- 58. Xiao Y, Miao H, Tang S, et al. Modeling antiretroviral drug responses for HIV-1 infected patients using differential equation models. Adv. Drug. Deliv. Rev., 2013; 65(7), 940–953. pmid:23603208
- 59. Hei FX, Wang L, Qin QQ, Guo W, Li DM, Ding ZW. Epidemic characteristics of HIV/AIDS among men who have sex with men from 2006 to 2010 in China. Zhonghua liu xing bing xue za zhi, 2012; 33, 67–70. pmid:22575114
- 60. Diekmann O, Heesterbeek JAP, Metz JA. On the definition and the computation of the basic reproduction ratio R 0 in models for infectious diseases in heterogeneous populations. J. Math. Biol., 1990; 28(4), 365–382. pmid:2117040
- 61. Sun X, Xiao Y, Peng Z, Wang N. Modelling HIV/AIDS epidemic among men who have sex with men in China. BioMed Res. Int. 2013. (2013), 413260. pmid:24195071
- 62. Nishiura H. Correcting the actual reproduction number: a simple method to estimate R0 from early epidemic growth data. Int. J. Env. Res. Pub. He., 2010; 7(1), 291–302.
- 63. Lou J, Blevins m, Ruan Y, Vermund SH, Tang S, Webb GF, et al. Modeling the impact on HIV incidence of combination prevention strategies among men who have sex with men in Beijing, China. PloS one, 2014; 9(3), e90985. pmid:24626165
- 64. Xiao Y. Tang S, Zhou Y, Smith RJ, Wu J, Wang N. Predicting the HIV/AIDS epidemic and measuring the effect of mobility in mainland China. J. Theor. Biol., 2013, 317, 271–285. pmid:23063617

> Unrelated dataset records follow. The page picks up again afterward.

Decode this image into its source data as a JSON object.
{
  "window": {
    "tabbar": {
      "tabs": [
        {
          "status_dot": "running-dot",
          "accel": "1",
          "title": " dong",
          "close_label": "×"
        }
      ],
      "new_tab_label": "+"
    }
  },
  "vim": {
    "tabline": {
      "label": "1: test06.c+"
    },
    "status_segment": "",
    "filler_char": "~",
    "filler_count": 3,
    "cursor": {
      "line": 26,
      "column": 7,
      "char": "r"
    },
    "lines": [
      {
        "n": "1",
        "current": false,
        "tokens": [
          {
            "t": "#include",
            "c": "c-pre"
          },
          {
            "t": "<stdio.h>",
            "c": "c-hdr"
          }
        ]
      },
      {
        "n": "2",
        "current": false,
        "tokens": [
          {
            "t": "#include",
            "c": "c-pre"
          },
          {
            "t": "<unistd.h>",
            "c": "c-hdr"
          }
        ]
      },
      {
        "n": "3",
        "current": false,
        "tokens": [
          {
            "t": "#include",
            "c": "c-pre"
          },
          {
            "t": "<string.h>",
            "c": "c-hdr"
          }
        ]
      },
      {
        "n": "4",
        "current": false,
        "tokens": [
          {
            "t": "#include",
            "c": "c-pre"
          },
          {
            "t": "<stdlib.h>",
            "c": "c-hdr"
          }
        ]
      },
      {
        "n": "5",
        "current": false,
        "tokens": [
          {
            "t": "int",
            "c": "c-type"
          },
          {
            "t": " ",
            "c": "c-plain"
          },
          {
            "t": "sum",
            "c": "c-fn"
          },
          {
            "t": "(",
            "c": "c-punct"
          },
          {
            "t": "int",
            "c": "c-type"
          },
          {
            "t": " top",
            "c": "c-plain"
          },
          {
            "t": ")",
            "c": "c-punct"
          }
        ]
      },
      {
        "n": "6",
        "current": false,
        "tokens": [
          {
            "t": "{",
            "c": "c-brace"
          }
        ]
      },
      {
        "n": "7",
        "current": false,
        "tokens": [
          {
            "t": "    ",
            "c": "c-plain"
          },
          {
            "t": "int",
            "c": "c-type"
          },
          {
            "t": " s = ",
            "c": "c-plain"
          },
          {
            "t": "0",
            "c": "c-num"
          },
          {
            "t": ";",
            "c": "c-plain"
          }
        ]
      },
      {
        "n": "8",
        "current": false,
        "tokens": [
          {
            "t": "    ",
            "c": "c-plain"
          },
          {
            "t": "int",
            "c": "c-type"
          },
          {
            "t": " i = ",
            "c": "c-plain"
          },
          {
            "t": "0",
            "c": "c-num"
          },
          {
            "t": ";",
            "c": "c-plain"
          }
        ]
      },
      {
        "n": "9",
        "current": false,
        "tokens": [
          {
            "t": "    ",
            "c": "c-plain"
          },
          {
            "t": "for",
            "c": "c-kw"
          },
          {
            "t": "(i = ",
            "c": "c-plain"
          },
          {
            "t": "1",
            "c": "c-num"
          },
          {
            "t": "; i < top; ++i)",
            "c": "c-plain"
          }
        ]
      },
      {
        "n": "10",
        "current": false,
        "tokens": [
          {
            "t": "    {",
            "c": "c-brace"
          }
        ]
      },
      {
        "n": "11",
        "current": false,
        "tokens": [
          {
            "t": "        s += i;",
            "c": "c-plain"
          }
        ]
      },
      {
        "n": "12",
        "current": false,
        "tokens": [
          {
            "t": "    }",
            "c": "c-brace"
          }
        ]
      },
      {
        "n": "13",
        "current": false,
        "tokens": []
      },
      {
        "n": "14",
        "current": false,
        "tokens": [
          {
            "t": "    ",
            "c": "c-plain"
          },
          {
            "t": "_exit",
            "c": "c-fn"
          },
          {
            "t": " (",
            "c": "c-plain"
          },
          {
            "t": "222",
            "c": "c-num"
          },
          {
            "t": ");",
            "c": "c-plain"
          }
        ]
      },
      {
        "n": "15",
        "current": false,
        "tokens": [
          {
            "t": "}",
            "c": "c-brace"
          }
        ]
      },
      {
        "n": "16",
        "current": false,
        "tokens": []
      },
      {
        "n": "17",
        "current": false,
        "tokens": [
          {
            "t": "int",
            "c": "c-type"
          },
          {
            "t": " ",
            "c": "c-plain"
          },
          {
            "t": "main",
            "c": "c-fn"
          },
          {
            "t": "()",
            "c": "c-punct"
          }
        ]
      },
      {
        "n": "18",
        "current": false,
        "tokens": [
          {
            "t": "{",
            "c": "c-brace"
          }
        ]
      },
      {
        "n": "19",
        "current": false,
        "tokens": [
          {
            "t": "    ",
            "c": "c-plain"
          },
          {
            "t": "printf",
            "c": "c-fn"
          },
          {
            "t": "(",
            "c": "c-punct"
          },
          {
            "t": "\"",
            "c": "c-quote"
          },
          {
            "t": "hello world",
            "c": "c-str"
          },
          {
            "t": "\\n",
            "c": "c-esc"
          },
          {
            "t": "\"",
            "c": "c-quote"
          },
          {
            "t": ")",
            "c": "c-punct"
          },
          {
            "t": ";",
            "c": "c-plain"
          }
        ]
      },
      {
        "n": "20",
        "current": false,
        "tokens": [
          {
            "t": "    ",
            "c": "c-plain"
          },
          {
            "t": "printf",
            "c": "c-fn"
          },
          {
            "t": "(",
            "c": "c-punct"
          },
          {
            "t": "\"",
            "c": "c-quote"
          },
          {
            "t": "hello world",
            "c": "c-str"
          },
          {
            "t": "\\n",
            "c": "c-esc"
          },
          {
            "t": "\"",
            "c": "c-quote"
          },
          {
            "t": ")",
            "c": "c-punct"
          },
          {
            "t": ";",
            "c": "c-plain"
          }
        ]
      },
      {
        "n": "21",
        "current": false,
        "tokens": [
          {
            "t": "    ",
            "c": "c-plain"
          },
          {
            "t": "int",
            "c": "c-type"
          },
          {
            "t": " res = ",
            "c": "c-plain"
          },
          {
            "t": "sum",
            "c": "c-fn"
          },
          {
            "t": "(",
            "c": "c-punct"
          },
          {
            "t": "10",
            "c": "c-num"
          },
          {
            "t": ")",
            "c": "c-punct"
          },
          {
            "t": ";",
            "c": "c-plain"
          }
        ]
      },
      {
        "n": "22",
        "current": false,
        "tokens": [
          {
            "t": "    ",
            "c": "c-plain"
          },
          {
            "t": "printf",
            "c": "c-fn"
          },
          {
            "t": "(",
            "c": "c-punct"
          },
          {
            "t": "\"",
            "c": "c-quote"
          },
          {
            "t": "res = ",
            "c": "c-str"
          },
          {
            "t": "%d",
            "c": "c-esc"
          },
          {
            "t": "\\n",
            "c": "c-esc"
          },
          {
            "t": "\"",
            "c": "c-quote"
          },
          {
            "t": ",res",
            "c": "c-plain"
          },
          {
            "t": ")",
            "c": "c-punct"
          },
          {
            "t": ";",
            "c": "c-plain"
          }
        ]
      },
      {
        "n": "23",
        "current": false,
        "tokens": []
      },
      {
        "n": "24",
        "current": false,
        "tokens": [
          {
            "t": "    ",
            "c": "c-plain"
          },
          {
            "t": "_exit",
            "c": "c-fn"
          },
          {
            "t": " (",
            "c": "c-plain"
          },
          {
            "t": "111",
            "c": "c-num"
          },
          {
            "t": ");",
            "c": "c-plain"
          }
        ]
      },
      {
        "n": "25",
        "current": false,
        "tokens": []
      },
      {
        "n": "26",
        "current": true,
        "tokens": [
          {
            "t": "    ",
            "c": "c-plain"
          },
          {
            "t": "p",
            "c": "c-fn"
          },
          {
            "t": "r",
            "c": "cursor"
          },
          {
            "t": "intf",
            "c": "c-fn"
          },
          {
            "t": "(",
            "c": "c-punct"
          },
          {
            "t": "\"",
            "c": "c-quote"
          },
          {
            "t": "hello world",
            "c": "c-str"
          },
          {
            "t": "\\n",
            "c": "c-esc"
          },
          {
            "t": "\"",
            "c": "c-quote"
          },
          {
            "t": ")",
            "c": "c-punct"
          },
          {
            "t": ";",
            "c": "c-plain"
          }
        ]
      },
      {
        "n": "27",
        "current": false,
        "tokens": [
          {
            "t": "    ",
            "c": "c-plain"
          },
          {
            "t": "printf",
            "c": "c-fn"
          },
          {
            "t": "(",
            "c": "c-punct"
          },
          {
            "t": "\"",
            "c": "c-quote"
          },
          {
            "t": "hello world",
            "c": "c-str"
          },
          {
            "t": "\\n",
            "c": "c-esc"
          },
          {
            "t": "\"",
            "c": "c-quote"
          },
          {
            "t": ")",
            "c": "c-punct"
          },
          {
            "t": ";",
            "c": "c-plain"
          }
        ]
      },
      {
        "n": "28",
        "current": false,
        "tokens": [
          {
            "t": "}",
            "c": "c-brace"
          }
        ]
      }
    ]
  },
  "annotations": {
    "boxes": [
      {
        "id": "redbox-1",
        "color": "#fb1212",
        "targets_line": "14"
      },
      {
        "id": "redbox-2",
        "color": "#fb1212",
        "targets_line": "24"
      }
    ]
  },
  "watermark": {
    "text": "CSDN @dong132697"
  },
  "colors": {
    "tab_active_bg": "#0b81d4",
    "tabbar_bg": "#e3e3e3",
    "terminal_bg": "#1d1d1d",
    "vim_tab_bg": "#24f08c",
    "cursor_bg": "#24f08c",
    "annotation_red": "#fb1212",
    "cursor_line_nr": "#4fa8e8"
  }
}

- 65. Xu X, Xiao Y, Wang N. Modeling sexual transmission of HIV/AIDS in Jiangsu province, China. Math. Method. Appl. Sci., 2013; 36, 234–248.